5 Ways to Cope With a Dementia Stripper

Disinhibition -- a lack of normal social restraint, which can affect some people as Alzheimer's or similar forms of dementia progress -- can make the person want to remove clothing inappropriately, whether in public or at home. Often this impulse stems from a lack of comfort: The clothes being worn are itchy or the wearer is too hot or cold, for example. Or the person may simply feel bored or socially uncomfortable.

How to cope with a disinhibited stripper? Some ideas:

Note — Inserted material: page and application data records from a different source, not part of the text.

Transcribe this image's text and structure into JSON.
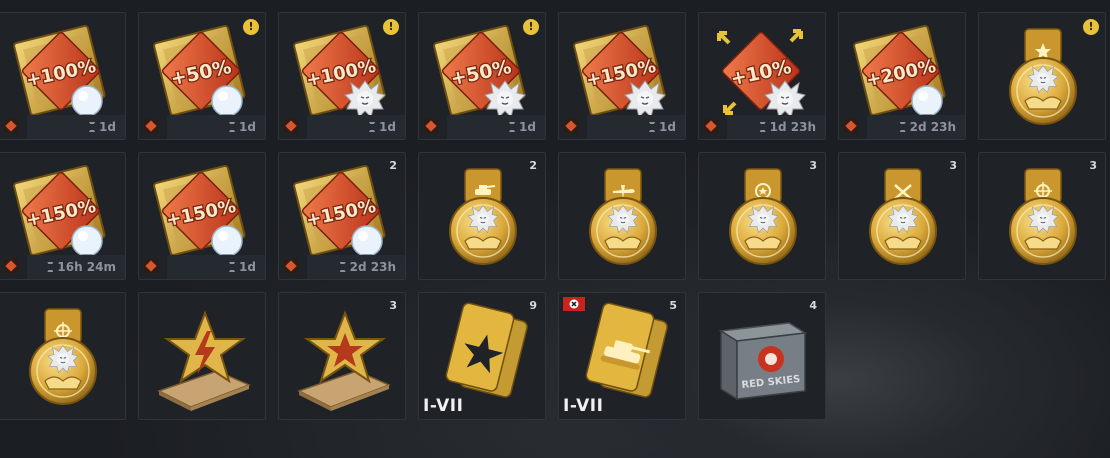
{
  "rows": [
    [
      {
        "type": "booster",
        "bonus": "+100%",
        "emblem": "bulb-icon",
        "timer": "1d",
        "alert": false,
        "count": ""
      },
      {
        "type": "booster",
        "bonus": "+50%",
        "emblem": "bulb-icon",
        "timer": "1d",
        "alert": true,
        "count": ""
      },
      {
        "type": "booster",
        "bonus": "+100%",
        "emblem": "lion-icon",
        "timer": "1d",
        "alert": true,
        "count": ""
      },
      {
        "type": "booster",
        "bonus": "+50%",
        "emblem": "lion-icon",
        "timer": "1d",
        "alert": true,
        "count": ""
      },
      {
        "type": "booster",
        "bonus": "+150%",
        "emblem": "lion-icon",
        "timer": "1d",
        "alert": false,
        "count": ""
      },
      {
        "type": "booster",
        "bonus": "+10%",
        "emblem": "lion-icon",
        "timer": "1d 23h",
        "alert": false,
        "count": "",
        "arrows": true
      },
      {
        "type": "booster",
        "bonus": "+200%",
        "emblem": "bulb-icon",
        "timer": "2d 23h",
        "alert": false,
        "count": ""
      },
      {
        "type": "medal",
        "symbol": "star",
        "alert": true,
        "count": ""
      }
    ],
    [
      {
        "type": "booster",
        "bonus": "+150%",
        "emblem": "bulb-icon",
        "timer": "16h 24m",
        "alert": false,
        "count": ""
      },
      {
        "type": "booster",
        "bonus": "+150%",
        "emblem": "bulb-icon",
        "timer": "1d",
        "alert": false,
        "count": ""
      },
      {
        "type": "booster",
        "bonus": "+150%",
        "emblem": "bulb-icon",
        "timer": "2d 23h",
        "alert": false,
        "count": "2"
      },
      {
        "type": "medal",
        "symbol": "tank",
        "alert": false,
        "count": "2"
      },
      {
        "type": "medal",
        "symbol": "plane",
        "alert": false,
        "count": ""
      },
      {
        "type": "medal",
        "symbol": "wreath",
        "alert": false,
        "count": "3"
      },
      {
        "type": "medal",
        "symbol": "swords",
        "alert": false,
        "count": "3"
      },
      {
        "type": "medal",
        "symbol": "crosshair",
        "alert": false,
        "count": "3"
      }
    ],
    [
      {
        "type": "medal",
        "symbol": "crosshair",
        "alert": false,
        "count": ""
      },
      {
        "type": "star-trophy",
        "variant": "lightning",
        "count": ""
      },
      {
        "type": "star-trophy",
        "variant": "star",
        "count": "3"
      },
      {
        "type": "card",
        "symbol": "star",
        "tier": "I-VII",
        "count": "9"
      },
      {
        "type": "card",
        "symbol": "tank",
        "tier": "I-VII",
        "count": "5",
        "flag": true
      },
      {
        "type": "crate",
        "crate_label": "RED SKIES",
        "count": "4"
      }
    ]
  ],
  "alert_mark": "!",
  "colors": {
    "gold": "#e3b640",
    "red": "#d6482a",
    "tile_bg": "#1f2328"
  }
}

  1. Replace existing clothing with garments that are difficult to remove without help, such as jumpsuits or tops with back zippers. Search online for Alzheimer's clothing to find helpful options.

  2. Pay attention to signals. Your loved one may start to tug at a zipper or fumble with buttons when feeling uncomfortable.

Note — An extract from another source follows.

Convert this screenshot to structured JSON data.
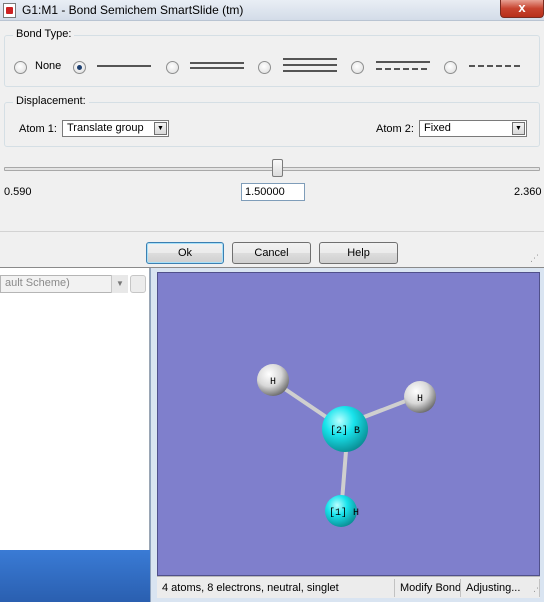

  3. Keep calm. That can be a tall order when your loved one is getting naked in a restaurant. But your emotional tone can keep things on an even keel. If you shout or chastise, you risk agitating the person and facing him or her being half-naked and belligerent, too.

  4. In public, keep a shawl or extra sweater handy that you can throw around the person if you're too late or other efforts fail.

  5. Make sure you've identified the right issue. Sometimes men with dementia who also have a prostate or other urological problem may be pulling down pants before reaching the bathroom simply because they have urge incontinence -- an urgent need to go.

Paula Spencer Scott

Paula Spencer Scott is the author of Surviving Alzheimer's: Practical Tips and Soul-Saving Wisdom for Caregivers and much of the Alzheimer's and caregiving content on Caring. See full bio